This first connotation can be further differentiated into pure common law arising from the traditional and inherent authority of courts to define what the law is in the absence of an underlying statute or regulation. Examples include most criminal law and procedural law before the 20th century, today, most contract law and the law of torts. Interstitial common law court decisions that analyze and determine the fine boundaries and distinctions in law promulgated by other bodies; this body of common law, sometimes called "interstitial common law", includes judicial interpretation of the Constitution, of legislative statutes, of agency regulations, the application of law to specific facts. Publication of decisions, indexing, is essential to the development of common law, thus governments and private publishers publish law reports. While all decisions in common law jurisdictions are precedent, some become "leading cases" or "landmark decisions" that are cited often. Black's Law Dictionary 10th Ed. definition 2, differentiates "common law" jurisdictions and legal systems from "civil law" or "code" jurisdictions.

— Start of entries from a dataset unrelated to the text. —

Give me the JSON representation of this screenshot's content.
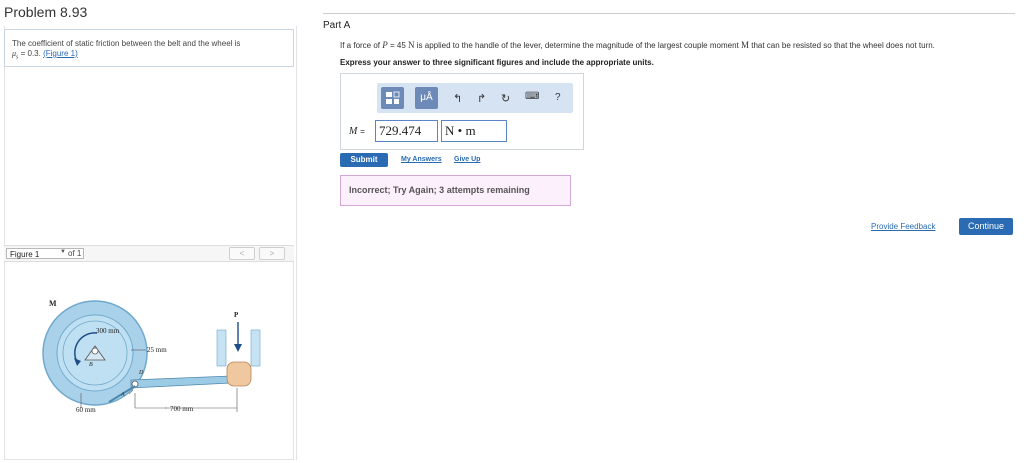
{
  "problem": {
    "title": "Problem 8.93"
  },
  "info": {
    "text": "The coefficient of static friction between the belt and the wheel is",
    "mu_symbol": "μ",
    "mu_sub": "s",
    "mu_value": "= 0.3.",
    "figure_link": "(Figure 1)"
  },
  "figure": {
    "select_label": "Figure 1",
    "of_label": "of 1",
    "prev": "<",
    "next": ">",
    "labels": {
      "m": "M",
      "p": "P",
      "r300": "300 mm",
      "r25": "25 mm",
      "a": "A",
      "b": "B",
      "d": "D",
      "d60": "60 mm",
      "d700": "700 mm"
    },
    "colors": {
      "wheel": "#a9d2ea",
      "wheel_dark": "#6fa8cb",
      "arm": "#9ccbe5",
      "hand": "#f0c8a0"
    }
  },
  "part": {
    "title": "Part A",
    "q_1": "If a force of",
    "q_p": "P",
    "q_2": "= 45",
    "q_unit": "N",
    "q_3": "is applied to the handle of the lever, determine the magnitude of the largest couple moment",
    "q_m": "M",
    "q_4": "that can be resisted so that the wheel does not turn.",
    "instructions": "Express your answer to three significant figures and include the appropriate units."
  },
  "answer": {
    "label_var": "M",
    "label_eq": "=",
    "value": "729.474",
    "unit": "N • m",
    "toolbar": {
      "template_icon": "template-icon",
      "units_label": "μÅ",
      "undo_icon": "undo-icon",
      "redo_icon": "redo-icon",
      "reset_icon": "reset-icon",
      "keyboard_icon": "keyboard-icon",
      "help_label": "?"
    }
  },
  "actions": {
    "submit": "Submit",
    "my_answers": "My Answers",
    "give_up": "Give Up"
  },
  "feedback": {
    "text": "Incorrect; Try Again; 3 attempts remaining"
  },
  "footer": {
    "provide_feedback": "Provide Feedback",
    "continue": "Continue"
  },
  "colors": {
    "accent": "#2a6bb4",
    "toolbar_bg": "#d6e3f3",
    "feedback_bg": "#fbf0fc",
    "feedback_border": "#d3a8d8"
  }
}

Common law systems place great weight on court decisions, which are considered "law" with the same force of law as statutes—for nearly a millennium, common law courts have had the authority to make law where no legislative statute exists, statutes mean what courts interpret them to mean. By contrast, in civil law jurisdictions, courts lack authority to act. Civil law judges tend to give less weight to judicial precedent, which means that a